Reposted from 3/23/2012
Gone but never forgotten
Eleven (now twelve) years ago, this month, I did something that will forever change my life.
Okay, let me start with some preliminary info. I grew up in a town that has a sister city in Japan. As such, I grew up with a lot of Japanese influence in my life. I have mentioned this before, if you have been paying attention. I also grew up dancing. I started tap and jazz when I was in fourth grade. It was a fun and exciting experience that I wanted to take with me my entire life.
Fast forward to 2000. My father changed jobs and moved us to a town in East Tennessee. I found a place that did not have any dance studios for people over the age of 12. My stage time seemed to be coming to an end. In 2001, my mother and I decided to go and see if we could help with the international festival being put together by the community center. At that meeting I met Nanae Ramey. She was there to help and see that her Okinawan dance school participated. I didn’t find anything in the festival I could help with, but I wanted to know more about this dance school. I asked her and she gave me her number. I went to her home and found that she had a small studio built to the back of the house and that was where she taught school. I joined that day and started a new dance career, Okinawan traditional and modern dance.
Over the years we performed all over the south and east. We went to California to celebrate the Masters 50th anniversary for being part of the school. (An impressive accomplishment.) I joined up with the Okinawan Kenjin Kai of Atlanta and met a lot of very wonderful people. We traveled a lot each year, heading to Atlanta to teach others this dance, and heading all over the place to perform. I started learning the Taiko, a modern drumming style in Okinawa that uses rock music and karate. Recently I also dabbled in learning the Shami-sen, a Japanese instrument that is similar to the banjo in shape and size. I got to really know my sensei after spending hours with her in a car talking and traveling. She taught me much more than dance. She taught me about life.
2008: A large spot was discovered on her lung and she went in for tests. It was soon discovered that she had a large cancer tumor and would have to undergo treatments. The doctors gave her less than 2 years to live. She beat that and in 2 years she was still teaching and even performing. Her health was not quite the same, but she persisted and proved the medical community wrong, for a while. In a heartbreaking piece of news, she found out that the cancer had spread. It moved to her brain and her bones. She struggled against that for a time, fighting with hope, prayer, and faith. I am very happy to know that in this time she became a Christian and accepted Jesus Christ as her savior. Unfortunately for us, her time had come and the Lord called her home. She passed away March 20, 2012.
I wish I could tell her how much she meant to me. I looked up to her. She did not get angry fast, she always displayed an element of wisdom that I strive to emulate. Most importantly she cared for everyone she knew. I will miss her every day, and I will think often of the many, many good times we had together. She taught me about life and I will honor her memory by trying to put those lessons to good use.

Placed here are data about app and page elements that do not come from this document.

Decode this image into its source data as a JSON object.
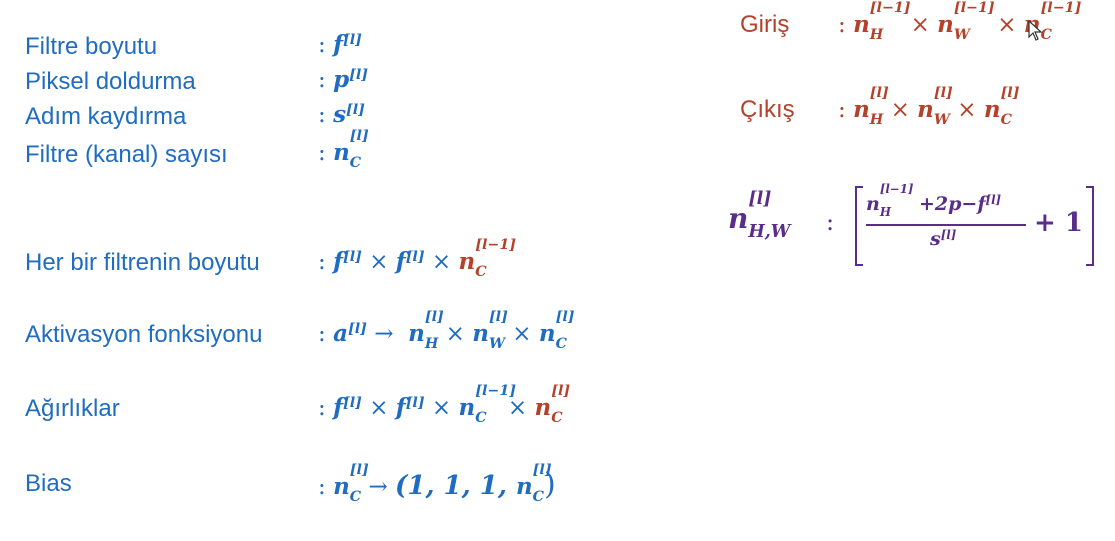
{
  "left_labels": {
    "filter_size": "Filtre boyutu",
    "padding": "Piksel doldurma",
    "stride": "Adım kaydırma",
    "filter_count": "Filtre (kanal) sayısı",
    "each_filter_size": "Her bir filtrenin boyutu",
    "activation": "Aktivasyon fonksiyonu",
    "weights": "Ağırlıklar",
    "bias": "Bias"
  },
  "right_labels": {
    "input": "Giriş",
    "output": "Çıkış"
  },
  "symbols": {
    "colon": ":",
    "f": "f",
    "p": "p",
    "s": "s",
    "n": "n",
    "a": "a",
    "l": "[l]",
    "l_minus_1": "[l−1]",
    "H": "H",
    "W": "W",
    "C": "C",
    "HW": "H,W",
    "times": "×",
    "arrow": "→",
    "bias_tuple_start": "(1, 1, 1, ",
    "bias_tuple_end": ")",
    "plus_2p_minus": "+2p−",
    "plus_one": "+ 1"
  },
  "colors": {
    "blue": "#1f6cc0",
    "red": "#b4412a",
    "purple": "#5a2d8a"
  },
  "icons": {
    "cursor": "mouse-pointer-icon"
  }
}
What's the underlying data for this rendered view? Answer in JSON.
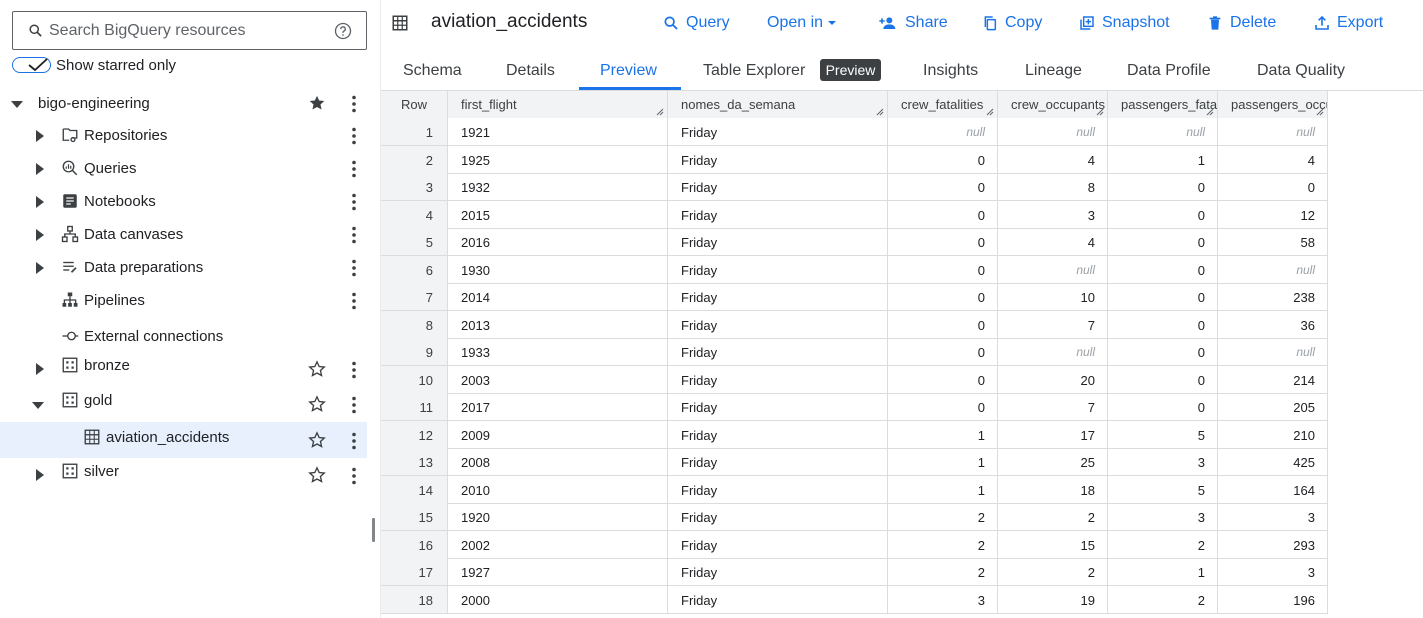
{
  "explorer": {
    "search_placeholder": "Search BigQuery resources",
    "starred_label": "Show starred only",
    "project": "bigo-engineering",
    "items": [
      {
        "label": "Repositories",
        "icon": "repository-icon"
      },
      {
        "label": "Queries",
        "icon": "query-icon"
      },
      {
        "label": "Notebooks",
        "icon": "notebook-icon"
      },
      {
        "label": "Data canvases",
        "icon": "data-canvas-icon"
      },
      {
        "label": "Data preparations",
        "icon": "data-preparation-icon"
      },
      {
        "label": "Pipelines",
        "icon": "pipeline-icon"
      },
      {
        "label": "External connections",
        "icon": "connection-icon"
      }
    ],
    "datasets": [
      {
        "label": "bronze",
        "expanded": false
      },
      {
        "label": "gold",
        "expanded": true,
        "tables": [
          "aviation_accidents"
        ]
      },
      {
        "label": "silver",
        "expanded": false
      }
    ]
  },
  "header": {
    "title": "aviation_accidents",
    "actions": {
      "query": "Query",
      "open_in": "Open in",
      "share": "Share",
      "copy": "Copy",
      "snapshot": "Snapshot",
      "delete": "Delete",
      "export": "Export"
    }
  },
  "tabs": {
    "schema": "Schema",
    "details": "Details",
    "preview": "Preview",
    "table_explorer": "Table Explorer",
    "table_explorer_badge": "Preview",
    "insights": "Insights",
    "lineage": "Lineage",
    "data_profile": "Data Profile",
    "data_quality": "Data Quality",
    "active": "Preview"
  },
  "grid": {
    "columns": [
      "Row",
      "first_flight",
      "nomes_da_semana",
      "crew_fatalities",
      "crew_occupants",
      "passengers_fatalities",
      "passengers_occupants"
    ],
    "rows": [
      [
        "1",
        "1921",
        "Friday",
        "null",
        "null",
        "null",
        "null"
      ],
      [
        "2",
        "1925",
        "Friday",
        "0",
        "4",
        "1",
        "4"
      ],
      [
        "3",
        "1932",
        "Friday",
        "0",
        "8",
        "0",
        "0"
      ],
      [
        "4",
        "2015",
        "Friday",
        "0",
        "3",
        "0",
        "12"
      ],
      [
        "5",
        "2016",
        "Friday",
        "0",
        "4",
        "0",
        "58"
      ],
      [
        "6",
        "1930",
        "Friday",
        "0",
        "null",
        "0",
        "null"
      ],
      [
        "7",
        "2014",
        "Friday",
        "0",
        "10",
        "0",
        "238"
      ],
      [
        "8",
        "2013",
        "Friday",
        "0",
        "7",
        "0",
        "36"
      ],
      [
        "9",
        "1933",
        "Friday",
        "0",
        "null",
        "0",
        "null"
      ],
      [
        "10",
        "2003",
        "Friday",
        "0",
        "20",
        "0",
        "214"
      ],
      [
        "11",
        "2017",
        "Friday",
        "0",
        "7",
        "0",
        "205"
      ],
      [
        "12",
        "2009",
        "Friday",
        "1",
        "17",
        "5",
        "210"
      ],
      [
        "13",
        "2008",
        "Friday",
        "1",
        "25",
        "3",
        "425"
      ],
      [
        "14",
        "2010",
        "Friday",
        "1",
        "18",
        "5",
        "164"
      ],
      [
        "15",
        "1920",
        "Friday",
        "2",
        "2",
        "3",
        "3"
      ],
      [
        "16",
        "2002",
        "Friday",
        "2",
        "15",
        "2",
        "293"
      ],
      [
        "17",
        "1927",
        "Friday",
        "2",
        "2",
        "1",
        "3"
      ],
      [
        "18",
        "2000",
        "Friday",
        "3",
        "19",
        "2",
        "196"
      ]
    ]
  },
  "colors": {
    "accent": "#1a73e8",
    "selected_row": "#e8f0fe",
    "header_bg": "#f1f3f4",
    "null_text": "#9aa0a6"
  }
}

Rest in the peace of our Lord.
Note: I must say this. She never smoked, yet lung cancer took her life. Keep that in mind when you want to light up near others, with a child in your car, or a kind person in your life.